4 comments on “Church Times Editorial on the Primates Meeting–Decommissioning

  1. Cennydd13 says:

    Well, what can we expect when one province tosses coherence down the sewer?

  2. William Witt says:

    [blockquote] The Canadian Primate, Archbishop Hiltz, reported afterwards that the Primates at the meeting had “endeavoured to consider, as much as we could, their perspective on the issue before us”. [/blockquote]

    If the Primates meeting had truly “endeavored to consider, as much as [they] could, their perpsective on the issue before us,” neither the Canadian Primate nor the American Presiding Bishop, would have been there.

  3. Mark Baddeley says:

    It’s a fundamentally perceptive and accurate analysis of the meeting. It suffers from a lack of ability to transcend the author’s own perspective.
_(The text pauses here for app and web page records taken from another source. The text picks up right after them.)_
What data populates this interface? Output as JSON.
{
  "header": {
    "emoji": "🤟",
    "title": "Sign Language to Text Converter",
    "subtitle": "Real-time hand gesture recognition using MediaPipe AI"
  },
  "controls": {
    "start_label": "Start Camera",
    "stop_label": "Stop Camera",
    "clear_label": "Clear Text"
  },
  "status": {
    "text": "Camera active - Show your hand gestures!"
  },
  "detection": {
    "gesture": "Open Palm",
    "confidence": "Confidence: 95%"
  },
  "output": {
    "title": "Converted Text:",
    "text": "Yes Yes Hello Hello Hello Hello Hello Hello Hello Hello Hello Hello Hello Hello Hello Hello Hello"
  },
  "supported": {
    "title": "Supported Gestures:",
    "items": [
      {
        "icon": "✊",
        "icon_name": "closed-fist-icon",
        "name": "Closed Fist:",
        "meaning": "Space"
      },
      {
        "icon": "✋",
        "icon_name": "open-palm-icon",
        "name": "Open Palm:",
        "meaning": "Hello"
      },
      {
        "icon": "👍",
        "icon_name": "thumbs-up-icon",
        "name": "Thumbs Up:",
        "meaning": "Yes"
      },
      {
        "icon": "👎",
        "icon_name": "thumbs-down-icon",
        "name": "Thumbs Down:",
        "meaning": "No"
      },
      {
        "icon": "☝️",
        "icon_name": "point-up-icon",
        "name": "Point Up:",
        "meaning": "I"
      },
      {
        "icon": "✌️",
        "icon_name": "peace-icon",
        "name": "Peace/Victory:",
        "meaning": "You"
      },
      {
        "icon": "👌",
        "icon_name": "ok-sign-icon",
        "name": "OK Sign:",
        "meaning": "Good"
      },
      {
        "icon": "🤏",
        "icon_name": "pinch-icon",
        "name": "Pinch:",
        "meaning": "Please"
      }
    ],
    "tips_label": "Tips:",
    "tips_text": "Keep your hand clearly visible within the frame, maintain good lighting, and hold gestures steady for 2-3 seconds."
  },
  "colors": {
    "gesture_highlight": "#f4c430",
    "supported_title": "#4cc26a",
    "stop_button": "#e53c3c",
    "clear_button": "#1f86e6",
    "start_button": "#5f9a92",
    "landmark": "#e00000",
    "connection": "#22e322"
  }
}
The Global South primates have been increasingly indicating that the issues of the last ten years are a distraction, and that they were not prepared to maintain a long term fight for ‘instruments of communion’ that are in reality no such thing. Yes, from a first world perspective, who gets to control those four instruments is important, and so it’s a clear success for Rowan Williams and the ACO to neuter the Primates Meeting. But why would the Global South primates come back?

    Without them “the Anglican communion” represented by active involvement in the instruments is a small, shrinking, and aging 1st world phenomena living on endowments and/or government support. Without the instruments, the global south is a large, growing, and normally aged truly globabl movement that is poor financially overall, but lives within its means. Why would the global south ever see the need to return, unless there was a serious commitment to address the issues that have (past tense – important, as Williams, Hiltz, and Schori have all [i]again[/i] implied that the problem is present day non-attendance) torn the fabric of the communion?
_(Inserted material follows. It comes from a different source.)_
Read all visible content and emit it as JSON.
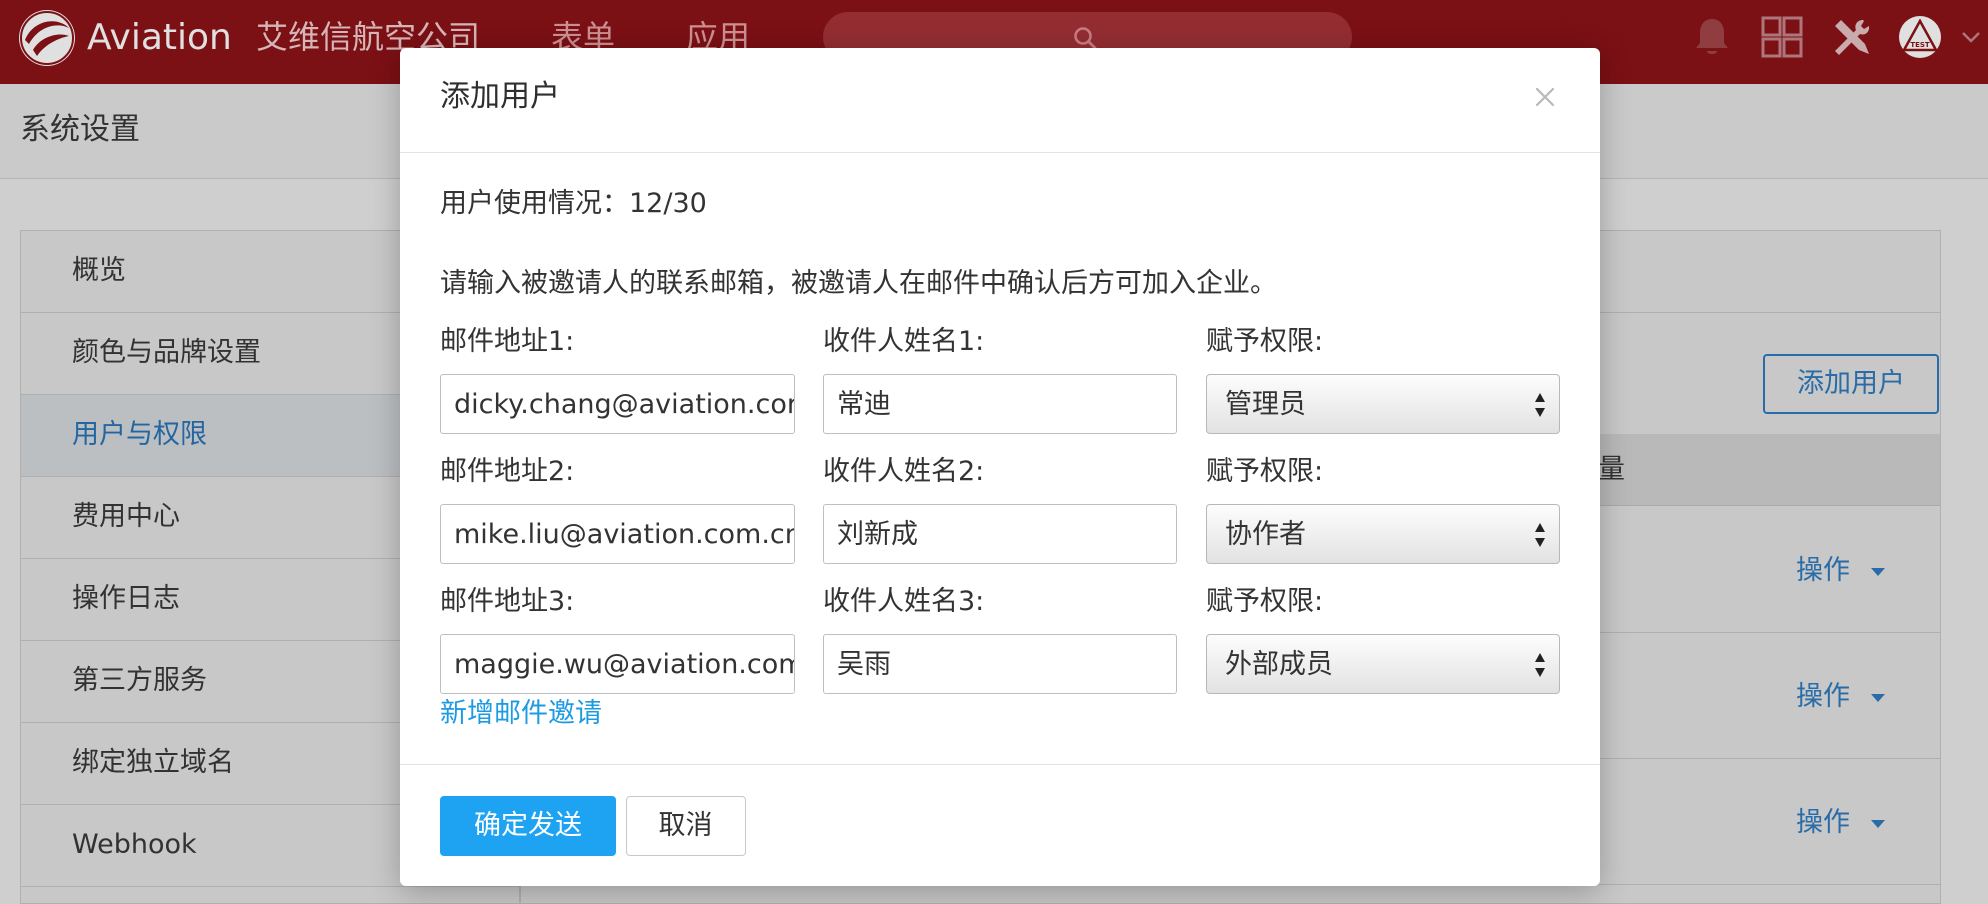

    It’s a win-win, in a sense. Williams and co get their prize – the continuation of colonial and liberal domination of institutions unrepresentative of present life, but with some claim to the past. The Global South get their prize – removing themselves from a ‘conversation’ that is only ever allowed to move towards liberalism. It’s a case of where your treasure is, there your heart is – because neither side can even really comprehend the rationality of the other’s choice of prize.
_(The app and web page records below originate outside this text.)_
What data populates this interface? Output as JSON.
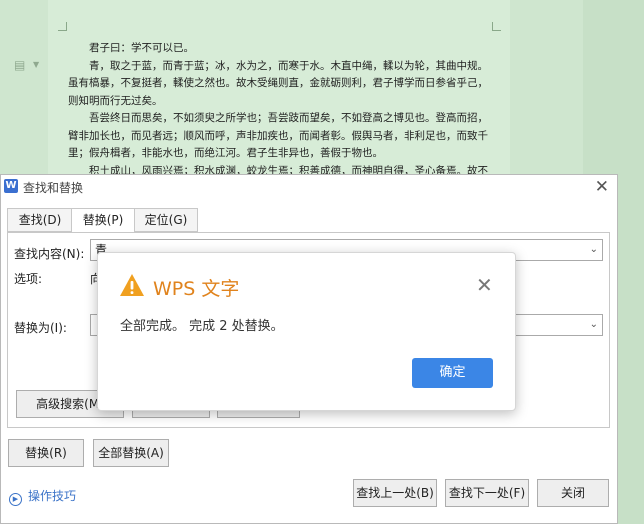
{
  "document": {
    "paragraphs": [
      {
        "text": "君子曰：学不可以已。",
        "indent": true
      },
      {
        "text": "青，取之于蓝，而青于蓝；冰，水为之，而寒于水。木直中绳，輮以为轮，其曲中规。",
        "indent": true
      },
      {
        "text": "虽有槁暴，不复挺者，輮使之然也。故木受绳则直，金就砺则利，君子博学而日参省乎己，",
        "indent": false
      },
      {
        "text": "则知明而行无过矣。",
        "indent": false
      },
      {
        "text": "吾尝终日而思矣，不如须臾之所学也；吾尝跂而望矣，不如登高之博见也。登高而招，",
        "indent": true
      },
      {
        "text": "臂非加长也，而见者远；顺风而呼，声非加疾也，而闻者彰。假舆马者，非利足也，而致千",
        "indent": false
      },
      {
        "text": "里；假舟楫者，非能水也，而绝江河。君子生非异也，善假于物也。",
        "indent": false
      },
      {
        "text": "积土成山，风雨兴焉；积水成渊，蛟龙生焉；积善成德，而神明自得，圣心备焉。故不",
        "indent": true
      }
    ]
  },
  "dialog": {
    "title": "查找和替换",
    "app_icon_letter": "W",
    "close_glyph": "✕",
    "tabs": {
      "find": "查找(D)",
      "replace": "替换(P)",
      "goto": "定位(G)"
    },
    "find_label": "查找内容(N):",
    "find_value": "青",
    "options_label": "选项:",
    "options_value": "向",
    "replace_label": "替换为(I):",
    "replace_value": "",
    "advanced_button": "高级搜索(M)",
    "replace_button": "替换(R)",
    "replace_all_button": "全部替换(A)",
    "tips_link": "操作技巧",
    "find_prev_button": "查找上一处(B)",
    "find_next_button": "查找下一处(F)",
    "close_button": "关闭",
    "dropdown_glyph": "⌄"
  },
  "message": {
    "title": "WPS 文字",
    "text": "全部完成。 完成 2 处替换。",
    "ok_button": "确定",
    "close_glyph": "✕",
    "warning_color": "#f0a020"
  }
}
  4. Hursley says:

    #3. A good review of things, Mr. Baddeley. These two “world views” are mutually incompatible. The “1st world phenomenon” you mention is unable to grasp the purposes of the Global South and vice-versa. The schism, now nearing completion, is a recognition that since Christ is no longer at the center of this “discussion” (cultural contexts and un-acknowledged anthropological/theological/philosophical innovations having been substituted for what St. Paul refers to as “the mind of Christ”), there can be no communion in the sense of Apostolic fellowship. Each party will get their “prize.” Each party will suffer as a result of this schism (such is the nature of division in Christ’s Body), but my sense is that the “1st world phenomenon” will take the real tumble, as it drifts further into intellectual, moral, and theological depravity. However, no price will be too high to pay for this group’s continued adherence to its false and idolatrous teaching. It is a sort of negative martyrdom– a furious witnessing for something that takes one further away from God’s revealed will, isolating the practitioner in sin and autonomy. However, the champions of autonomous “1st World Anglicanism,” still intoxicated by their imperial and empirical fantasies, are essentially uneducable on this point. This will likely only change when all the money (sadly, their ecclesiology’s real “prop”) runs out… and then only for some. Thanks be to God, though, that Christ has the victory for all–North, South, and everywhere. Would that we all thirsted for his victory, rather than for our own, fallen wills.